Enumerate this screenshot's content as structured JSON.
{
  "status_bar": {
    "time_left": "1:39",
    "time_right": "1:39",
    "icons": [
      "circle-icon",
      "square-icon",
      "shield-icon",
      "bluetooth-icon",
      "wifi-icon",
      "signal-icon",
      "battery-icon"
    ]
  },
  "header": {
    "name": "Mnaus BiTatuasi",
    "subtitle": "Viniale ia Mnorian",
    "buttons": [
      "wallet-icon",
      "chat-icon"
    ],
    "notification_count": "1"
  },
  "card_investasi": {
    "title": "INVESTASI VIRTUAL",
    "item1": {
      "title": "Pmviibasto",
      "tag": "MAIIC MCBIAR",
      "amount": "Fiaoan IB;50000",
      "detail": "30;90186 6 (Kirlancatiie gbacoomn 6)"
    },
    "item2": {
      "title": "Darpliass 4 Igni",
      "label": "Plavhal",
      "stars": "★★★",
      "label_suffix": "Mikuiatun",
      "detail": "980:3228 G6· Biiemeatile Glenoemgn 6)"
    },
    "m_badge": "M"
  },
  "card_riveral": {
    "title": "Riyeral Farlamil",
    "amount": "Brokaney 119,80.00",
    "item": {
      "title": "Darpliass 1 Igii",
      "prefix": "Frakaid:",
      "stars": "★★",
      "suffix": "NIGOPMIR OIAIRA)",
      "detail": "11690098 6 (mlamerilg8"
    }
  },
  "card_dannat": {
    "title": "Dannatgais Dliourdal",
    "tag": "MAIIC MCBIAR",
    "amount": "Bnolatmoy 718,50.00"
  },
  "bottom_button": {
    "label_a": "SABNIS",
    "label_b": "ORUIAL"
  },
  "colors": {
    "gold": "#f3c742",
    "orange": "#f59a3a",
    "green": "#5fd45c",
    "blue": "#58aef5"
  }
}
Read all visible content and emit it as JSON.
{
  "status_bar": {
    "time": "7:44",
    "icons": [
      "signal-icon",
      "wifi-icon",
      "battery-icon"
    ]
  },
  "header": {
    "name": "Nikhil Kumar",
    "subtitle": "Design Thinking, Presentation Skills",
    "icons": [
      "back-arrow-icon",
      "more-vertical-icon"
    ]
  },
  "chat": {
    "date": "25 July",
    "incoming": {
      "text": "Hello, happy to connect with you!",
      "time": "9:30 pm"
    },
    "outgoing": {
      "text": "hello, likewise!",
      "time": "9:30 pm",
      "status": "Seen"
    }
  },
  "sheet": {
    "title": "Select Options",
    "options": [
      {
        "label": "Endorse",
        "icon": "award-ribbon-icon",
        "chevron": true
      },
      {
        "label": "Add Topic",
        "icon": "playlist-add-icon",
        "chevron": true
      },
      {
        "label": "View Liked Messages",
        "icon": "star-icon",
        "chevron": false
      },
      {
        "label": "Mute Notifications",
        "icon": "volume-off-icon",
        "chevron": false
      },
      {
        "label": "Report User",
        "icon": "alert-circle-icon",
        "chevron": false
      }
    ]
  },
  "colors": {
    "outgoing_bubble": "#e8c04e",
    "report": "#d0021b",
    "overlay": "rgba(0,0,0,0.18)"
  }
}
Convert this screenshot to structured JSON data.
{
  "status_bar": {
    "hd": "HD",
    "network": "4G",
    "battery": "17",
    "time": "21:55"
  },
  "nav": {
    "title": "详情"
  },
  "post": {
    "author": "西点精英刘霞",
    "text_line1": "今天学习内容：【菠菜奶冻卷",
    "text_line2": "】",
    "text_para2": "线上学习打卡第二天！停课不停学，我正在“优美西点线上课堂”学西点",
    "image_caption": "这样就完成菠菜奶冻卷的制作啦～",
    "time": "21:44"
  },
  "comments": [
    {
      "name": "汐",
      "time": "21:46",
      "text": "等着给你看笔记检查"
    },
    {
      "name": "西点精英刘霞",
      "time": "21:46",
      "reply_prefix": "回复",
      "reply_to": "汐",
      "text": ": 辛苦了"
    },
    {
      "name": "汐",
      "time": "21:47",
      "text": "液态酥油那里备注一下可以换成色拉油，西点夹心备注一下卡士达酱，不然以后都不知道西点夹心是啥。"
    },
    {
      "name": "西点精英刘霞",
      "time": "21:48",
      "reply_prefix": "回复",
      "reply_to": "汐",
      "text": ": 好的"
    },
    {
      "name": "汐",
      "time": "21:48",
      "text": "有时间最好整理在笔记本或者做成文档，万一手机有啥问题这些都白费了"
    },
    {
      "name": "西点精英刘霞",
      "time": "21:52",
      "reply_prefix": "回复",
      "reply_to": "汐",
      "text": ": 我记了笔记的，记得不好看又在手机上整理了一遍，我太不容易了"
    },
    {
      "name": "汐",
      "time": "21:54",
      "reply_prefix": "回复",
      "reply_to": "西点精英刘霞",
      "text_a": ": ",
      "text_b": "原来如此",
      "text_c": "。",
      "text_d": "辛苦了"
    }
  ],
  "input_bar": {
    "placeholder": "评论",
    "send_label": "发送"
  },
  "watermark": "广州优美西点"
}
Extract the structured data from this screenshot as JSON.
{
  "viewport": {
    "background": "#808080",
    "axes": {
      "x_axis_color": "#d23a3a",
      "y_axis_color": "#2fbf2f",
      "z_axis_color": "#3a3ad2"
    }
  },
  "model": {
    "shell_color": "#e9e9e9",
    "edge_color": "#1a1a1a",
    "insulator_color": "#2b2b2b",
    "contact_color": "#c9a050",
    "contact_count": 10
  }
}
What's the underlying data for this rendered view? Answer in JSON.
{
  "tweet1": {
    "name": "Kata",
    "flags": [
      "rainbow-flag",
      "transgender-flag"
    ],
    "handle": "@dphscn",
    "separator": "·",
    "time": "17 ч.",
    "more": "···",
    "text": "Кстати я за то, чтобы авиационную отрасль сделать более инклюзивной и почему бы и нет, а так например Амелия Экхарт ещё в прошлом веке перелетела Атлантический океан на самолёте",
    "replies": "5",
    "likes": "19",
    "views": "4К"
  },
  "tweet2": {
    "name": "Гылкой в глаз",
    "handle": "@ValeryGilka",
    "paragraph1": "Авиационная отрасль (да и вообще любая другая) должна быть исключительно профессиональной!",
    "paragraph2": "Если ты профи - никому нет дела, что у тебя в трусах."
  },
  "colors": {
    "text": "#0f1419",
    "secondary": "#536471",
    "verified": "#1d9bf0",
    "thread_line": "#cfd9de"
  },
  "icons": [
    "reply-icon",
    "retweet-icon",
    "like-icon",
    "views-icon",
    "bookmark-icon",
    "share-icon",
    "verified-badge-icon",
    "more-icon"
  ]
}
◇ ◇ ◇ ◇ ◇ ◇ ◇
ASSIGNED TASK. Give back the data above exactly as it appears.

EXPECTED ANSWER.
Enumerate this screenshot's content as structured JSON.
{
  "status_bar": {
    "time_left": "1:39",
    "time_right": "1:39",
    "icons": [
      "circle-icon",
      "square-icon",
      "shield-icon",
      "bluetooth-icon",
      "wifi-icon",
      "signal-icon",
      "battery-icon"
    ]
  },
  "header": {
    "name": "Mnaus BiTatuasi",
    "subtitle": "Viniale ia Mnorian",
    "buttons": [
      "wallet-icon",
      "chat-icon"
    ],
    "notification_count": "1"
  },
  "card_investasi": {
    "title": "INVESTASI VIRTUAL",
    "item1": {
      "title": "Pmviibasto",
      "tag": "MAIIC MCBIAR",
      "amount": "Fiaoan IB;50000",
      "detail": "30;90186 6 (Kirlancatiie gbacoomn 6)"
    },
    "item2": {
      "title": "Darpliass 4 Igni",
      "label": "Plavhal",
      "stars": "★★★",
      "label_suffix": "Mikuiatun",
      "detail": "980:3228 G6· Biiemeatile Glenoemgn 6)"
    },
    "m_badge": "M"
  },
  "card_riveral": {
    "title": "Riyeral Farlamil",
    "amount": "Brokaney 119,80.00",
    "item": {
      "title": "Darpliass 1 Igii",
      "prefix": "Frakaid:",
      "stars": "★★",
      "suffix": "NIGOPMIR OIAIRA)",
      "detail": "11690098 6 (mlamerilg8"
    }
  },
  "card_dannat": {
    "title": "Dannatgais Dliourdal",
    "tag": "MAIIC MCBIAR",
    "amount": "Bnolatmoy 718,50.00"
  },
  "bottom_button": {
    "label_a": "SABNIS",
    "label_b": "ORUIAL"
  },
  "colors": {
    "gold": "#f3c742",
    "orange": "#f59a3a",
    "green": "#5fd45c",
    "blue": "#58aef5"
  }
}
Read all visible content and emit it as JSON.
{
  "status_bar": {
    "time": "7:44",
    "icons": [
      "signal-icon",
      "wifi-icon",
      "battery-icon"
    ]
  },
  "header": {
    "name": "Nikhil Kumar",
    "subtitle": "Design Thinking, Presentation Skills",
    "icons": [
      "back-arrow-icon",
      "more-vertical-icon"
    ]
  },
  "chat": {
    "date": "25 July",
    "incoming": {
      "text": "Hello, happy to connect with you!",
      "time": "9:30 pm"
    },
    "outgoing": {
      "text": "hello, likewise!",
      "time": "9:30 pm",
      "status": "Seen"
    }
  },
  "sheet": {
    "title": "Select Options",
    "options": [
      {
        "label": "Endorse",
        "icon": "award-ribbon-icon",
        "chevron": true
      },
      {
        "label": "Add Topic",
        "icon": "playlist-add-icon",
        "chevron": true
      },
      {
        "label": "View Liked Messages",
        "icon": "star-icon",
        "chevron": false
      },
      {
        "label": "Mute Notifications",
        "icon": "volume-off-icon",
        "chevron": false
      },
      {
        "label": "Report User",
        "icon": "alert-circle-icon",
        "chevron": false
      }
    ]
  },
  "colors": {
    "outgoing_bubble": "#e8c04e",
    "report": "#d0021b",
    "overlay": "rgba(0,0,0,0.18)"
  }
}
Convert this screenshot to structured JSON data.
{
  "status_bar": {
    "hd": "HD",
    "network": "4G",
    "battery": "17",
    "time": "21:55"
  },
  "nav": {
    "title": "详情"
  },
  "post": {
    "author": "西点精英刘霞",
    "text_line1": "今天学习内容：【菠菜奶冻卷",
    "text_line2": "】",
    "text_para2": "线上学习打卡第二天！停课不停学，我正在“优美西点线上课堂”学西点",
    "image_caption": "这样就完成菠菜奶冻卷的制作啦～",
    "time": "21:44"
  },
  "comments": [
    {
      "name": "汐",
      "time": "21:46",
      "text": "等着给你看笔记检查"
    },
    {
      "name": "西点精英刘霞",
      "time": "21:46",
      "reply_prefix": "回复",
      "reply_to": "汐",
      "text": ": 辛苦了"
    },
    {
      "name": "汐",
      "time": "21:47",
      "text": "液态酥油那里备注一下可以换成色拉油，西点夹心备注一下卡士达酱，不然以后都不知道西点夹心是啥。"
    },
    {
      "name": "西点精英刘霞",
      "time": "21:48",
      "reply_prefix": "回复",
      "reply_to": "汐",
      "text": ": 好的"
    },
    {
      "name": "汐",
      "time": "21:48",
      "text": "有时间最好整理在笔记本或者做成文档，万一手机有啥问题这些都白费了"
    },
    {
      "name": "西点精英刘霞",
      "time": "21:52",
      "reply_prefix": "回复",
      "reply_to": "汐",
      "text": ": 我记了笔记的，记得不好看又在手机上整理了一遍，我太不容易了"
    },
    {
      "name": "汐",
      "time": "21:54",
      "reply_prefix": "回复",
      "reply_to": "西点精英刘霞",
      "text_a": ": ",
      "text_b": "原来如此",
      "text_c": "。",
      "text_d": "辛苦了"
    }
  ],
  "input_bar": {
    "placeholder": "评论",
    "send_label": "发送"
  },
  "watermark": "广州优美西点"
}
Extract the structured data from this screenshot as JSON.
{
  "viewport": {
    "background": "#808080",
    "axes": {
      "x_axis_color": "#d23a3a",
      "y_axis_color": "#2fbf2f",
      "z_axis_color": "#3a3ad2"
    }
  },
  "model": {
    "shell_color": "#e9e9e9",
    "edge_color": "#1a1a1a",
    "insulator_color": "#2b2b2b",
    "contact_color": "#c9a050",
    "contact_count": 10
  }
}
What's the underlying data for this rendered view? Answer in JSON.
{
  "tweet1": {
    "name": "Kata",
    "flags": [
      "rainbow-flag",
      "transgender-flag"
    ],
    "handle": "@dphscn",
    "separator": "·",
    "time": "17 ч.",
    "more": "···",
    "text": "Кстати я за то, чтобы авиационную отрасль сделать более инклюзивной и почему бы и нет, а так например Амелия Экхарт ещё в прошлом веке перелетела Атлантический океан на самолёте",
    "replies": "5",
    "likes": "19",
    "views": "4К"
  },
  "tweet2": {
    "name": "Гылкой в глаз",
    "handle": "@ValeryGilka",
    "paragraph1": "Авиационная отрасль (да и вообще любая другая) должна быть исключительно профессиональной!",
    "paragraph2": "Если ты профи - никому нет дела, что у тебя в трусах."
  },
  "colors": {
    "text": "#0f1419",
    "secondary": "#536471",
    "verified": "#1d9bf0",
    "thread_line": "#cfd9de"
  },
  "icons": [
    "reply-icon",
    "retweet-icon",
    "like-icon",
    "views-icon",
    "bookmark-icon",
    "share-icon",
    "verified-badge-icon",
    "more-icon"
  ]
}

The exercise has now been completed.